What you should do » In this exercise, each record below is to be written out again exactly.

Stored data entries
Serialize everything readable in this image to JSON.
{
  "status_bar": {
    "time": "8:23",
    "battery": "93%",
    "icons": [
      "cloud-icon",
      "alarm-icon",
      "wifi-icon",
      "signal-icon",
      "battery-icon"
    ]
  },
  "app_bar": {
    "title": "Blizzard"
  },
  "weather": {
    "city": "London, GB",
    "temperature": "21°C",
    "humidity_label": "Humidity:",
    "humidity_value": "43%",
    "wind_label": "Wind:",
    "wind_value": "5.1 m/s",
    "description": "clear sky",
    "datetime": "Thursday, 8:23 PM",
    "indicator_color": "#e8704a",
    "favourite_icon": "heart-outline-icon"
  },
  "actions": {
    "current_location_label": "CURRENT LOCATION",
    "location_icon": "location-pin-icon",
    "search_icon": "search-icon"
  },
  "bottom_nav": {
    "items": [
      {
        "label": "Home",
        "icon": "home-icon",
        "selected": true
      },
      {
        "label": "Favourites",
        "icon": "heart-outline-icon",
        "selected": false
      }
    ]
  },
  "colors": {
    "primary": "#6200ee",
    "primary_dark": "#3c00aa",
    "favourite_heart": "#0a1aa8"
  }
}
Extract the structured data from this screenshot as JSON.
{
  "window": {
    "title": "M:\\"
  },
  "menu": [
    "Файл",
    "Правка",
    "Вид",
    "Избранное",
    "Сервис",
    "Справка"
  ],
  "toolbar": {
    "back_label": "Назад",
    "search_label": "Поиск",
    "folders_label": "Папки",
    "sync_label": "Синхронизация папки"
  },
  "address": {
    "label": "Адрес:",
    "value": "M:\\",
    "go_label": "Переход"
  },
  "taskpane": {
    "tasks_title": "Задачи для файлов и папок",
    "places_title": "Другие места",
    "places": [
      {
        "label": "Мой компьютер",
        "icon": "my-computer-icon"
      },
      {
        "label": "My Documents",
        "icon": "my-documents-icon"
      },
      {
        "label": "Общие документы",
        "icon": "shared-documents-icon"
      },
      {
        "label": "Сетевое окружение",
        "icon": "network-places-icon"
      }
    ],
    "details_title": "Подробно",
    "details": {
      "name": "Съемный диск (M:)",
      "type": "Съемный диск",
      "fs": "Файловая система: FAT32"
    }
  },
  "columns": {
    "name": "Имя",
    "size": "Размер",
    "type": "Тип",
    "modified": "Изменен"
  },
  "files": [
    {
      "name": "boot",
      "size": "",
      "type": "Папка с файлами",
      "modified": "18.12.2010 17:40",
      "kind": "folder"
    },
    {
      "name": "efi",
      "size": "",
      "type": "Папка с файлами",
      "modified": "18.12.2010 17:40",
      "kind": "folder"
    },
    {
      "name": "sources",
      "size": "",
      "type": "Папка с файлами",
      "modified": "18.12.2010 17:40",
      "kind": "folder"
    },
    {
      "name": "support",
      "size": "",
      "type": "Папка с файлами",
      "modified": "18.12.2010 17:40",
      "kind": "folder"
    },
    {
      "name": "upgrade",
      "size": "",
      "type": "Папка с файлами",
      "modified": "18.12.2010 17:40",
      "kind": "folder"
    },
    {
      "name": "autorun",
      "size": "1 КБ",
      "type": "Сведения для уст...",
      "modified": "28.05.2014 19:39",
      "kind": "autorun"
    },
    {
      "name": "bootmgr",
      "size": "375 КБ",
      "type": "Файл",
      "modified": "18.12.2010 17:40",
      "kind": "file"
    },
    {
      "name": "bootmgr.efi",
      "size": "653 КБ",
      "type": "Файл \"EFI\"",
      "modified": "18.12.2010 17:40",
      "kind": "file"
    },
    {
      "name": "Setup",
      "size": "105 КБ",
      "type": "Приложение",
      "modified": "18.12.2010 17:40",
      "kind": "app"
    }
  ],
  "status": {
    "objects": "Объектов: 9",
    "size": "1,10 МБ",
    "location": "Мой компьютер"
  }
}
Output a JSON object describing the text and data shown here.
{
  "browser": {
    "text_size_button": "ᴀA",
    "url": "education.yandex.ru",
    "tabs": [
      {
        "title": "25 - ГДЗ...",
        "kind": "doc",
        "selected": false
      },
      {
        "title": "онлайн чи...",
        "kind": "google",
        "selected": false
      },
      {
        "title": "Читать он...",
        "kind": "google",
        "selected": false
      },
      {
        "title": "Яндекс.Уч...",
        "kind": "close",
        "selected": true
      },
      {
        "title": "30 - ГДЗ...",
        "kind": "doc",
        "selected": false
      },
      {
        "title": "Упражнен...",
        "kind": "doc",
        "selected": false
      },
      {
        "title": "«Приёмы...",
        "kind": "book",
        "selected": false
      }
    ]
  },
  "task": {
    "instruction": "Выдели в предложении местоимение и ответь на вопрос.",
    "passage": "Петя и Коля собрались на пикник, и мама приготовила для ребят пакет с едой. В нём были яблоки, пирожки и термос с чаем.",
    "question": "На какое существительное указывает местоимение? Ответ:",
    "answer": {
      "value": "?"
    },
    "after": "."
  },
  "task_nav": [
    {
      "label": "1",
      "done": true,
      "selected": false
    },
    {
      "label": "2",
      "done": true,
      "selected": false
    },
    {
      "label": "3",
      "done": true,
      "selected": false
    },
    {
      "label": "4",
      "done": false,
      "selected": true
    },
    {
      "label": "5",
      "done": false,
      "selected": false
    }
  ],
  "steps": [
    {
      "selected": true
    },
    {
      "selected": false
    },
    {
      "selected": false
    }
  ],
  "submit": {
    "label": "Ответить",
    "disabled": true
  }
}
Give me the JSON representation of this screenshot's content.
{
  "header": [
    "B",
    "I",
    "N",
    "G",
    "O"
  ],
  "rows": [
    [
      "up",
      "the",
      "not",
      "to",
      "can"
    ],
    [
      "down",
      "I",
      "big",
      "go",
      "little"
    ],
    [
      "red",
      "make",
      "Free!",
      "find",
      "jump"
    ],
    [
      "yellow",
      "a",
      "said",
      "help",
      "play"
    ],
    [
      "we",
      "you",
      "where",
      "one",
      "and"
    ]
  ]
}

Output »
Serialize everything readable in this image to JSON.
{
  "status_bar": {
    "time": "8:23",
    "battery": "93%",
    "icons": [
      "cloud-icon",
      "alarm-icon",
      "wifi-icon",
      "signal-icon",
      "battery-icon"
    ]
  },
  "app_bar": {
    "title": "Blizzard"
  },
  "weather": {
    "city": "London, GB",
    "temperature": "21°C",
    "humidity_label": "Humidity:",
    "humidity_value": "43%",
    "wind_label": "Wind:",
    "wind_value": "5.1 m/s",
    "description": "clear sky",
    "datetime": "Thursday, 8:23 PM",
    "indicator_color": "#e8704a",
    "favourite_icon": "heart-outline-icon"
  },
  "actions": {
    "current_location_label": "CURRENT LOCATION",
    "location_icon": "location-pin-icon",
    "search_icon": "search-icon"
  },
  "bottom_nav": {
    "items": [
      {
        "label": "Home",
        "icon": "home-icon",
        "selected": true
      },
      {
        "label": "Favourites",
        "icon": "heart-outline-icon",
        "selected": false
      }
    ]
  },
  "colors": {
    "primary": "#6200ee",
    "primary_dark": "#3c00aa",
    "favourite_heart": "#0a1aa8"
  }
}
Extract the structured data from this screenshot as JSON.
{
  "window": {
    "title": "M:\\"
  },
  "menu": [
    "Файл",
    "Правка",
    "Вид",
    "Избранное",
    "Сервис",
    "Справка"
  ],
  "toolbar": {
    "back_label": "Назад",
    "search_label": "Поиск",
    "folders_label": "Папки",
    "sync_label": "Синхронизация папки"
  },
  "address": {
    "label": "Адрес:",
    "value": "M:\\",
    "go_label": "Переход"
  },
  "taskpane": {
    "tasks_title": "Задачи для файлов и папок",
    "places_title": "Другие места",
    "places": [
      {
        "label": "Мой компьютер",
        "icon": "my-computer-icon"
      },
      {
        "label": "My Documents",
        "icon": "my-documents-icon"
      },
      {
        "label": "Общие документы",
        "icon": "shared-documents-icon"
      },
      {
        "label": "Сетевое окружение",
        "icon": "network-places-icon"
      }
    ],
    "details_title": "Подробно",
    "details": {
      "name": "Съемный диск (M:)",
      "type": "Съемный диск",
      "fs": "Файловая система: FAT32"
    }
  },
  "columns": {
    "name": "Имя",
    "size": "Размер",
    "type": "Тип",
    "modified": "Изменен"
  },
  "files": [
    {
      "name": "boot",
      "size": "",
      "type": "Папка с файлами",
      "modified": "18.12.2010 17:40",
      "kind": "folder"
    },
    {
      "name": "efi",
      "size": "",
      "type": "Папка с файлами",
      "modified": "18.12.2010 17:40",
      "kind": "folder"
    },
    {
      "name": "sources",
      "size": "",
      "type": "Папка с файлами",
      "modified": "18.12.2010 17:40",
      "kind": "folder"
    },
    {
      "name": "support",
      "size": "",
      "type": "Папка с файлами",
      "modified": "18.12.2010 17:40",
      "kind": "folder"
    },
    {
      "name": "upgrade",
      "size": "",
      "type": "Папка с файлами",
      "modified": "18.12.2010 17:40",
      "kind": "folder"
    },
    {
      "name": "autorun",
      "size": "1 КБ",
      "type": "Сведения для уст...",
      "modified": "28.05.2014 19:39",
      "kind": "autorun"
    },
    {
      "name": "bootmgr",
      "size": "375 КБ",
      "type": "Файл",
      "modified": "18.12.2010 17:40",
      "kind": "file"
    },
    {
      "name": "bootmgr.efi",
      "size": "653 КБ",
      "type": "Файл \"EFI\"",
      "modified": "18.12.2010 17:40",
      "kind": "file"
    },
    {
      "name": "Setup",
      "size": "105 КБ",
      "type": "Приложение",
      "modified": "18.12.2010 17:40",
      "kind": "app"
    }
  ],
  "status": {
    "objects": "Объектов: 9",
    "size": "1,10 МБ",
    "location": "Мой компьютер"
  }
}
Output a JSON object describing the text and data shown here.
{
  "browser": {
    "text_size_button": "ᴀA",
    "url": "education.yandex.ru",
    "tabs": [
      {
        "title": "25 - ГДЗ...",
        "kind": "doc",
        "selected": false
      },
      {
        "title": "онлайн чи...",
        "kind": "google",
        "selected": false
      },
      {
        "title": "Читать он...",
        "kind": "google",
        "selected": false
      },
      {
        "title": "Яндекс.Уч...",
        "kind": "close",
        "selected": true
      },
      {
        "title": "30 - ГДЗ...",
        "kind": "doc",
        "selected": false
      },
      {
        "title": "Упражнен...",
        "kind": "doc",
        "selected": false
      },
      {
        "title": "«Приёмы...",
        "kind": "book",
        "selected": false
      }
    ]
  },
  "task": {
    "instruction": "Выдели в предложении местоимение и ответь на вопрос.",
    "passage": "Петя и Коля собрались на пикник, и мама приготовила для ребят пакет с едой. В нём были яблоки, пирожки и термос с чаем.",
    "question": "На какое существительное указывает местоимение? Ответ:",
    "answer": {
      "value": "?"
    },
    "after": "."
  },
  "task_nav": [
    {
      "label": "1",
      "done": true,
      "selected": false
    },
    {
      "label": "2",
      "done": true,
      "selected": false
    },
    {
      "label": "3",
      "done": true,
      "selected": false
    },
    {
      "label": "4",
      "done": false,
      "selected": true
    },
    {
      "label": "5",
      "done": false,
      "selected": false
    }
  ],
  "steps": [
    {
      "selected": true
    },
    {
      "selected": false
    },
    {
      "selected": false
    }
  ],
  "submit": {
    "label": "Ответить",
    "disabled": true
  }
}
Give me the JSON representation of this screenshot's content.
{
  "header": [
    "B",
    "I",
    "N",
    "G",
    "O"
  ],
  "rows": [
    [
      "up",
      "the",
      "not",
      "to",
      "can"
    ],
    [
      "down",
      "I",
      "big",
      "go",
      "little"
    ],
    [
      "red",
      "make",
      "Free!",
      "find",
      "jump"
    ],
    [
      "yellow",
      "a",
      "said",
      "help",
      "play"
    ],
    [
      "we",
      "you",
      "where",
      "one",
      "and"
    ]
  ]
}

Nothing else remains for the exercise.